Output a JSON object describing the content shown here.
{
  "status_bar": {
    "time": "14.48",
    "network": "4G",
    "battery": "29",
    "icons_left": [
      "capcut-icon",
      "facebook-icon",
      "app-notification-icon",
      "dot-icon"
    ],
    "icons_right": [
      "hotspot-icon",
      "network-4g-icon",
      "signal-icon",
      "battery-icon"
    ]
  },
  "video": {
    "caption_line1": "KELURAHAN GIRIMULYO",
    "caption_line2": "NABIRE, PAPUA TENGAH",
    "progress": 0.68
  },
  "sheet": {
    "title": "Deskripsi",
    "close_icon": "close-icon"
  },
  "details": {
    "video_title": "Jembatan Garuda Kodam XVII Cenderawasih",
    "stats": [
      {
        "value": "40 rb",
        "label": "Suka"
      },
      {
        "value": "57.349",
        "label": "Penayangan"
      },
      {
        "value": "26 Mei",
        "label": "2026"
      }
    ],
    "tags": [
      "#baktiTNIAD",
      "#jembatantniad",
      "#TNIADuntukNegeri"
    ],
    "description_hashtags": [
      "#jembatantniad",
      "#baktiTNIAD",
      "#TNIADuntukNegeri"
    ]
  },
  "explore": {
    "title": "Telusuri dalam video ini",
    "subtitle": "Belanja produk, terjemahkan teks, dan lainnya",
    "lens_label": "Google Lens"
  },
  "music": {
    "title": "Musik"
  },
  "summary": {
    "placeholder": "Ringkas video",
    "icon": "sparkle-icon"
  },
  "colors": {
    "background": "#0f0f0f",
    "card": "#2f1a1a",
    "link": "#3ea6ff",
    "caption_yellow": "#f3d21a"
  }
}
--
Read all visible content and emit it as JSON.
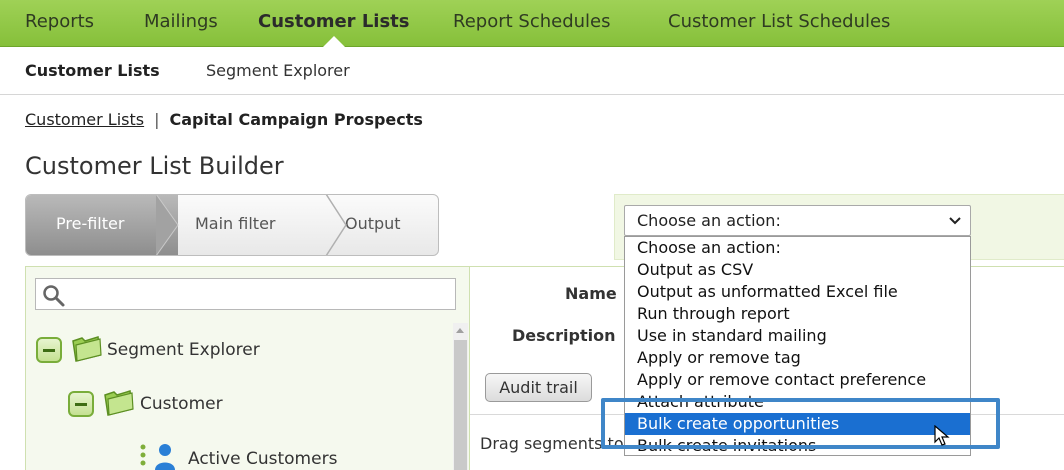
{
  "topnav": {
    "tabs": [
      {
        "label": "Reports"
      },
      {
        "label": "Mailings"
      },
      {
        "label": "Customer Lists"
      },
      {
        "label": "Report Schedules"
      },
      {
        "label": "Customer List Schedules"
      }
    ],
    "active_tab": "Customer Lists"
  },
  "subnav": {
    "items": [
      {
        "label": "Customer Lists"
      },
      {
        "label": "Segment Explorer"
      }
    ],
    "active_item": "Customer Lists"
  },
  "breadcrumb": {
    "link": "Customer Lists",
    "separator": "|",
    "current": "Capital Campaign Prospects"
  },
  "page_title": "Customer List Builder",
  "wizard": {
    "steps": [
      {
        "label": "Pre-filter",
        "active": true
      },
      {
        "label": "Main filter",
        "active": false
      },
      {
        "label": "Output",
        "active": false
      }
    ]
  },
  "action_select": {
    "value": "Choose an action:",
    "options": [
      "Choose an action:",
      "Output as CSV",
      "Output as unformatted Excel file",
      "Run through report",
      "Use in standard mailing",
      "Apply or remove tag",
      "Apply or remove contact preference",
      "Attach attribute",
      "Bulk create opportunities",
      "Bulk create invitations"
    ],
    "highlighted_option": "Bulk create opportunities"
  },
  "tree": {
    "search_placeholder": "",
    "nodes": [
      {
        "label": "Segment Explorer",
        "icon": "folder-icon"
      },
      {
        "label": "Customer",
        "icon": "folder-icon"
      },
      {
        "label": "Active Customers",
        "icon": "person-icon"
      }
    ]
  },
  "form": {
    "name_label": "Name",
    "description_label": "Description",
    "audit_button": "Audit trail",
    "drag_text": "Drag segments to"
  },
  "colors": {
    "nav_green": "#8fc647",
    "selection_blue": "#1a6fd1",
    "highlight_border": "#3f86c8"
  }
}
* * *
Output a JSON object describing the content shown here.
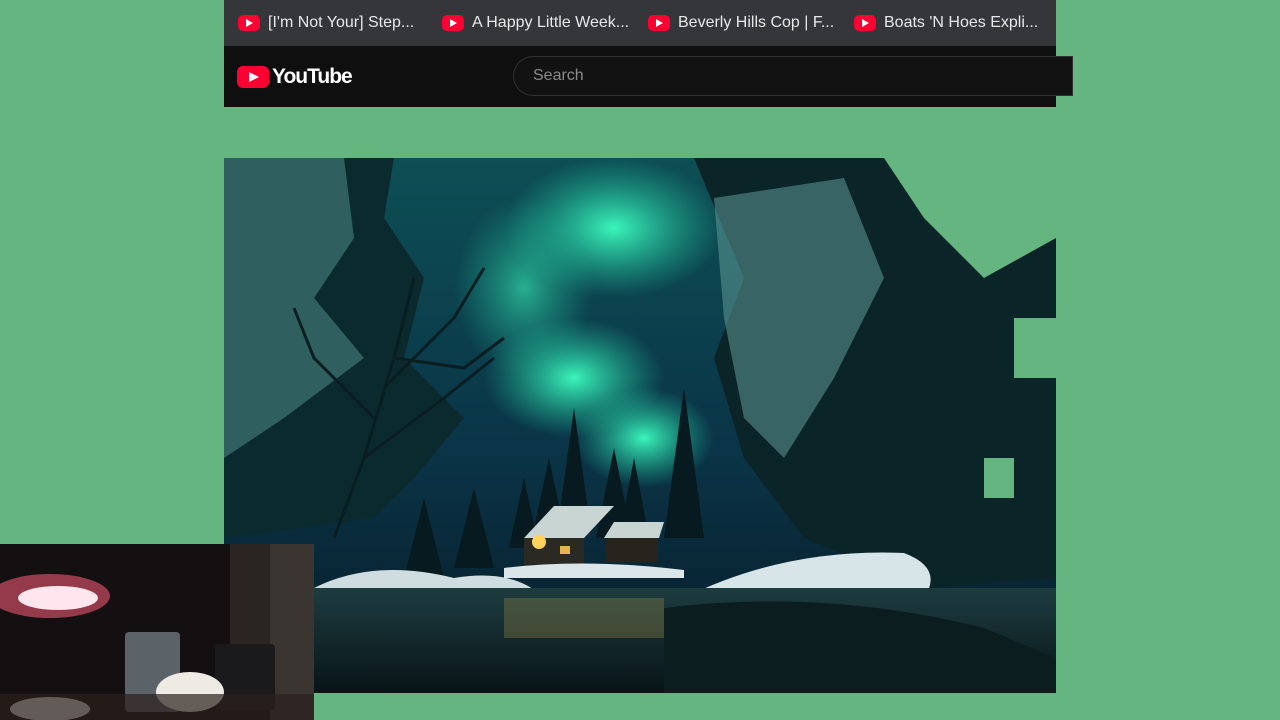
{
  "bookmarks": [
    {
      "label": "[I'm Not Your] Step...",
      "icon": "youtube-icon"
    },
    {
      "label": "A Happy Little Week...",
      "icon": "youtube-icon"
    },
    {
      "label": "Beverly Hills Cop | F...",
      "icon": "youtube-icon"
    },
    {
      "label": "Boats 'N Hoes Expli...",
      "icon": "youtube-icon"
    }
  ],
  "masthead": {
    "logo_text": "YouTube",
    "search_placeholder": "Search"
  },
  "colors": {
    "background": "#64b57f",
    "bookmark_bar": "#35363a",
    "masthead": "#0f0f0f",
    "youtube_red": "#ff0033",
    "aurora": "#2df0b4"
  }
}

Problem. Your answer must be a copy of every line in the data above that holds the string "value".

Exercise answer.
        "value": "40 rb",
        "value": "57.349",
        "value": "26 Mei",
    "value": "Choose an action:",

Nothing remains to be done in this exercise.